  • Upload a copy of a recent utility bill 
  • Upload a copy of your vehicle's V5 certificate

Asking these questions assumes that the user has access to the technology to scan or take a picture of the documents required, and also the skills required to use the technology. We asked the team to research their service users' skills and their access to technology. At present the service is being created without these two questions.

The second example is where a new law and statutory requirement meant the creation of a new digital service. The service delivery team wanted the digital service to ask around 20 questions but when we researched the legislation it turned out only 10 were actually statutory.

Whilst the 10 additional questions were there to help the service delivery team deliver a better service to the user, we suggested to the team that making users answer them wasn't really fair, given by law people had to use the service to register something. They agreed and we made the non-statutory questions optional.

Standing up for user needs won't make you popular, but it will help you create a better service

Wednesday, 3 August 2016

Open standards and the Private Sector

Why aren't the private sector lobbying for the public sector to use open standards? Why would they do that you might ask? Well let me propose why they should be, and what's in it for them.

Take how the private sector sell to councils for example, whether you're buying a product, SaaS or using a paid for service another way, this is generally how it works




Yes, I know that the API might be a database connection and there's lots other ways to integrate a service with a website or app, but let's look at this model for now. So the maximum number of clients the supplier can ever reach directly is 433 because that's the number of Tier 1 and 2 councils in the UK.

So lets make one change that enables another.




Now the API is using open standards. This in turn opens up a new market, as now suppliers can sell direct to the service user, because they can build in the knowledge that the API won't change. So now they've expanded their market from 433 councils to potentially everyone in the UK who uses digital services and even better they haven't lost their original market.

So why aren't the private sector lobbying for the creation of open standards in government?
This blog is written by Phil Rumens, Vice-Chair of LocalGov Digital, lead for LGMakers and who manages the digital services team at a local authority in England.
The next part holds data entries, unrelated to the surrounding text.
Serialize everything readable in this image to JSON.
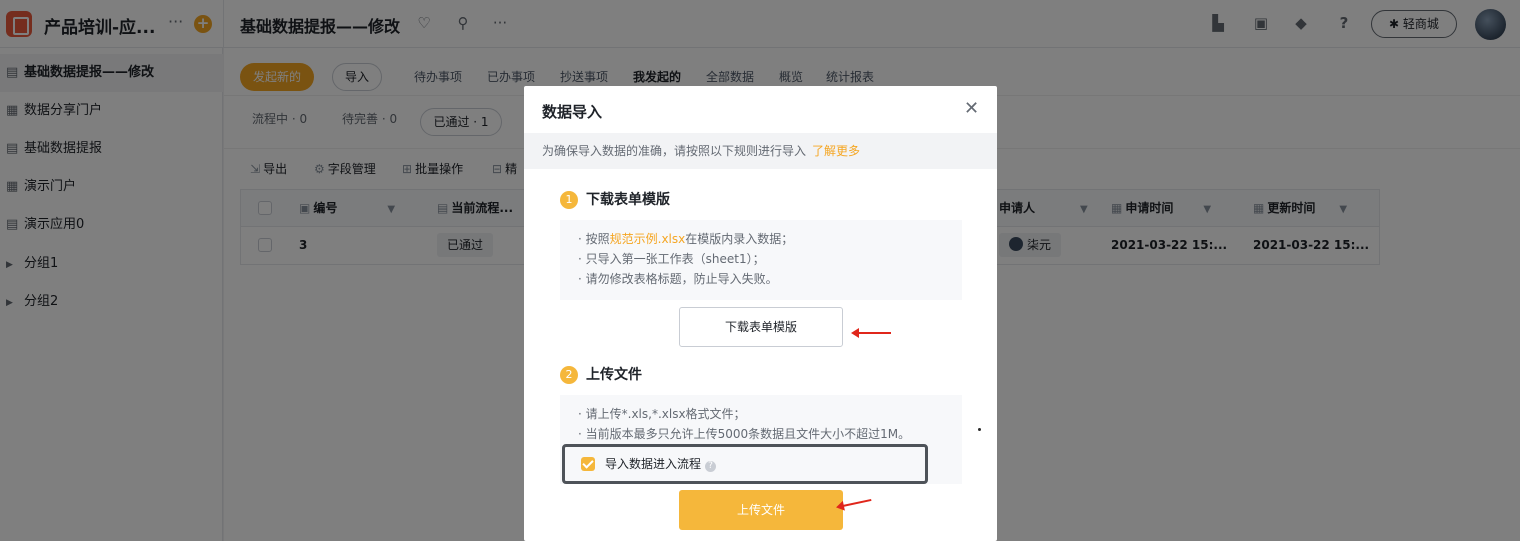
{
  "app": {
    "title": "产品培训-应...",
    "more_icon": "more-icon",
    "add_icon": "add-icon"
  },
  "header": {
    "page_title": "基础数据提报——修改",
    "store_label": "轻商城",
    "icons": [
      "favorite-icon",
      "wrench-icon",
      "more-icon",
      "building-icon",
      "contacts-icon",
      "bell-icon",
      "help-icon",
      "avatar"
    ]
  },
  "sidebar": {
    "items": [
      {
        "label": "基础数据提报——修改",
        "icon": "form-icon",
        "active": true
      },
      {
        "label": "数据分享门户",
        "icon": "portal-icon"
      },
      {
        "label": "基础数据提报",
        "icon": "form-icon"
      },
      {
        "label": "演示门户",
        "icon": "portal-icon"
      },
      {
        "label": "演示应用0",
        "icon": "form-icon"
      },
      {
        "label": "分组1",
        "icon": "expand-arrow-icon"
      },
      {
        "label": "分组2",
        "icon": "expand-arrow-icon"
      }
    ]
  },
  "actions": {
    "new_label": "发起新的",
    "import_label": "导入"
  },
  "tabs": [
    "待办事项",
    "已办事项",
    "抄送事项",
    "我发起的",
    "全部数据",
    "概览",
    "统计报表"
  ],
  "active_tab": "我发起的",
  "status_filters": {
    "in_flow": "流程中 · 0",
    "pending": "待完善 · 0",
    "approved": "已通过 · 1"
  },
  "toolbar": {
    "export": "导出",
    "fields": "字段管理",
    "batch": "批量操作",
    "cut": "精"
  },
  "table": {
    "headers": [
      "编号",
      "当前流程...",
      "申请人",
      "申请时间",
      "更新时间"
    ],
    "row": {
      "id": "3",
      "status": "已通过",
      "applicant": "柒元",
      "apply_time": "2021-03-22 15:...",
      "update_time": "2021-03-22 15:..."
    }
  },
  "modal": {
    "title": "数据导入",
    "notice": "为确保导入数据的准确，请按照以下规则进行导入",
    "notice_link": "了解更多",
    "step1": {
      "num": "1",
      "title": "下载表单模版"
    },
    "rules1": {
      "r1_prefix": "· 按照",
      "r1_link": "规范示例.xlsx",
      "r1_suffix": "在模版内录入数据；",
      "r2": "· 只导入第一张工作表（sheet1）；",
      "r3": "· 请勿修改表格标题，防止导入失败。"
    },
    "download_btn": "下载表单模版",
    "step2": {
      "num": "2",
      "title": "上传文件"
    },
    "rules2": {
      "r1": "· 请上传*.xls,*.xlsx格式文件；",
      "r2": "· 当前版本最多只允许上传5000条数据且文件大小不超过1M。"
    },
    "checkbox_label": "导入数据进入流程",
    "upload_btn": "上传文件"
  },
  "colors": {
    "accent": "#f5a623",
    "accent_light": "#f5b73b",
    "arrow": "#e0261b"
  }
}
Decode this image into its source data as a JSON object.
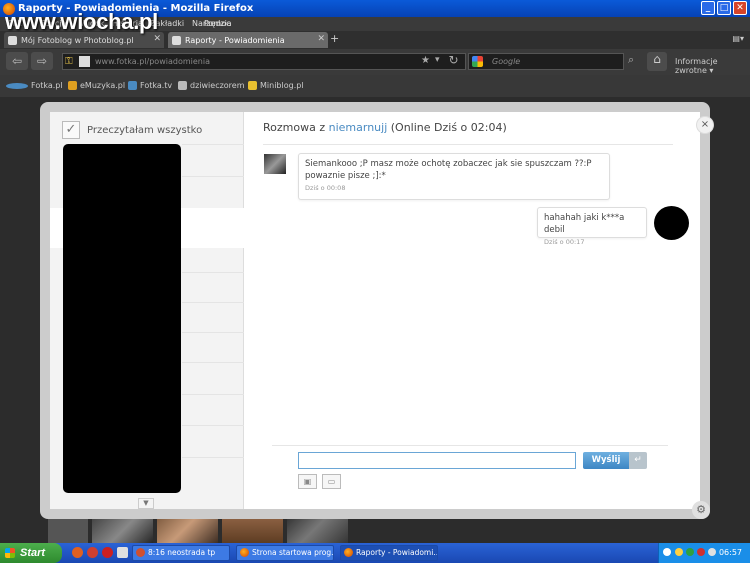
{
  "window": {
    "title": "Raporty - Powiadomienia - Mozilla Firefox",
    "buttons": [
      "_",
      "□",
      "✕"
    ]
  },
  "watermark": "www.wiocha.pl",
  "menu": [
    "Plik",
    "Edycja",
    "Widok",
    "Historia",
    "Zakładki",
    "Narzędzia",
    "Pomoc"
  ],
  "tabs": [
    {
      "label": "Mój Fotoblog w Photoblog.pl",
      "active": false
    },
    {
      "label": "Raporty - Powiadomienia",
      "active": true
    }
  ],
  "nav": {
    "url": "www.fotka.pl/powiadomienia",
    "search_placeholder": "Google",
    "info_label": "Informacje zwrotne"
  },
  "bookmarks": [
    {
      "label": "Fotka.pl",
      "color": "#4a8bc2"
    },
    {
      "label": "eMuzyka.pl",
      "color": "#e0a020"
    },
    {
      "label": "Fotka.tv",
      "color": "#4a8bc2"
    },
    {
      "label": "dziwieczorem",
      "color": "#bbbbbb"
    },
    {
      "label": "Miniblog.pl",
      "color": "#e8c030"
    }
  ],
  "modal": {
    "mark_all_read": "Przeczytałam wszystko",
    "header": {
      "prefix": "Rozmowa z",
      "username": "niemarnujj",
      "status": "(Online Dziś o 02:04)"
    },
    "messages": [
      {
        "text": "Siemankooo ;P masz może ochotę zobaczec jak sie spuszczam ??:P powaznie pisze ;]:*",
        "time": "Dziś o 00:08"
      },
      {
        "text": "hahahah jaki k***a debil",
        "time": "Dziś o 00:17"
      }
    ],
    "input_value": "",
    "send_label": "Wyślij",
    "close_label": "×"
  },
  "taskbar": {
    "start_label": "Start",
    "tasks": [
      {
        "label": "8:16 neostrada tp",
        "active": false
      },
      {
        "label": "Strona startowa prog...",
        "active": false
      },
      {
        "label": "Raporty - Powiadomi...",
        "active": true
      }
    ],
    "clock": "06:57"
  }
}
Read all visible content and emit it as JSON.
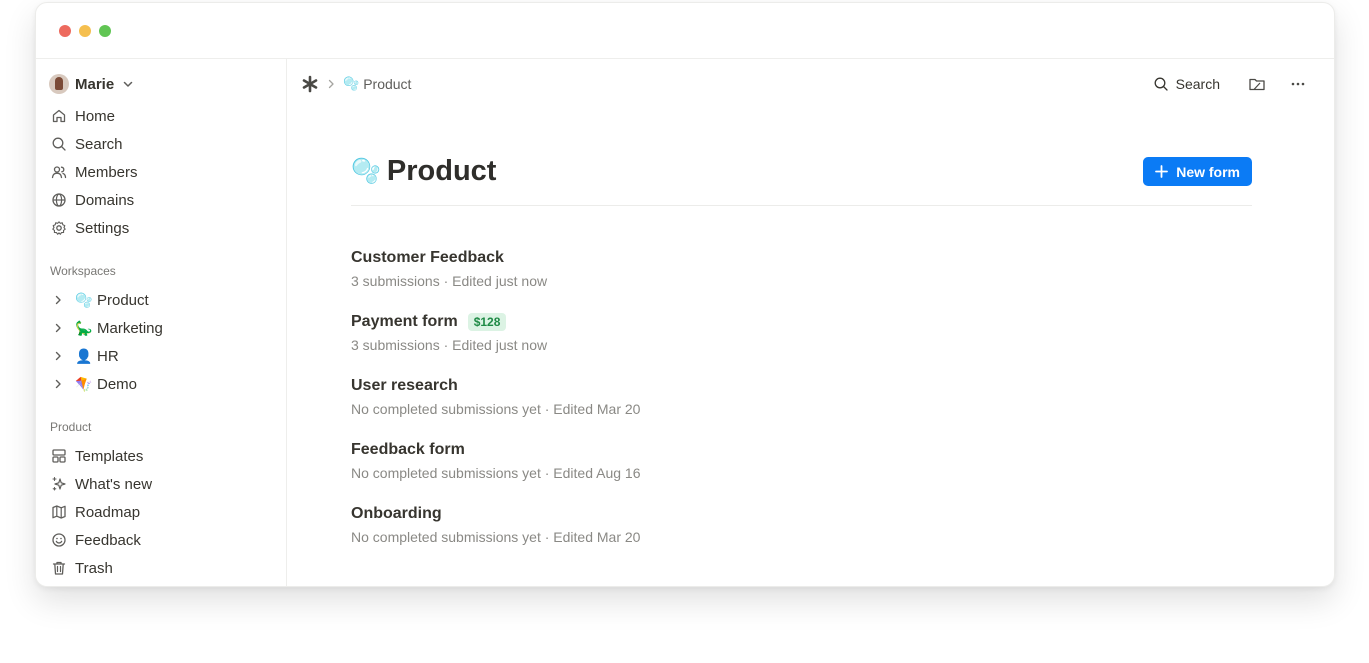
{
  "user": {
    "name": "Marie"
  },
  "nav": [
    {
      "label": "Home",
      "icon": "home-icon"
    },
    {
      "label": "Search",
      "icon": "search-icon"
    },
    {
      "label": "Members",
      "icon": "members-icon"
    },
    {
      "label": "Domains",
      "icon": "globe-icon"
    },
    {
      "label": "Settings",
      "icon": "gear-icon"
    }
  ],
  "workspaces": {
    "heading": "Workspaces",
    "items": [
      {
        "label": "Product",
        "emoji": "🫧"
      },
      {
        "label": "Marketing",
        "emoji": "🦕"
      },
      {
        "label": "HR",
        "emoji": "👤"
      },
      {
        "label": "Demo",
        "emoji": "🪁"
      }
    ]
  },
  "product_section": {
    "heading": "Product",
    "items": [
      {
        "label": "Templates",
        "icon": "templates-icon"
      },
      {
        "label": "What's new",
        "icon": "sparkles-icon"
      },
      {
        "label": "Roadmap",
        "icon": "map-icon"
      },
      {
        "label": "Feedback",
        "icon": "smiley-icon"
      },
      {
        "label": "Trash",
        "icon": "trash-icon"
      }
    ]
  },
  "breadcrumb": {
    "workspace": "Product",
    "emoji": "🫧"
  },
  "topbar": {
    "search_label": "Search"
  },
  "page": {
    "title": "Product",
    "emoji": "🫧",
    "new_form_label": "New form",
    "accent": "#0b7bf5"
  },
  "forms": [
    {
      "title": "Customer Feedback",
      "meta": "3 submissions · Edited just now",
      "badge": ""
    },
    {
      "title": "Payment form",
      "meta": "3 submissions · Edited just now",
      "badge": "$128"
    },
    {
      "title": "User research",
      "meta": "No completed submissions yet · Edited Mar 20",
      "badge": ""
    },
    {
      "title": "Feedback form",
      "meta": "No completed submissions yet · Edited Aug 16",
      "badge": ""
    },
    {
      "title": "Onboarding",
      "meta": "No completed submissions yet · Edited Mar 20",
      "badge": ""
    }
  ]
}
The opinions expressed in this weblog are my own personal views and in no way represent any organisation I may have worked for, currently work for, might be thinking of working for, might not be thinking of working for or have never worked for. In fact having said that they, might not even be my views any more as I might have changed my mind so I wouldn't take any of it too seriously.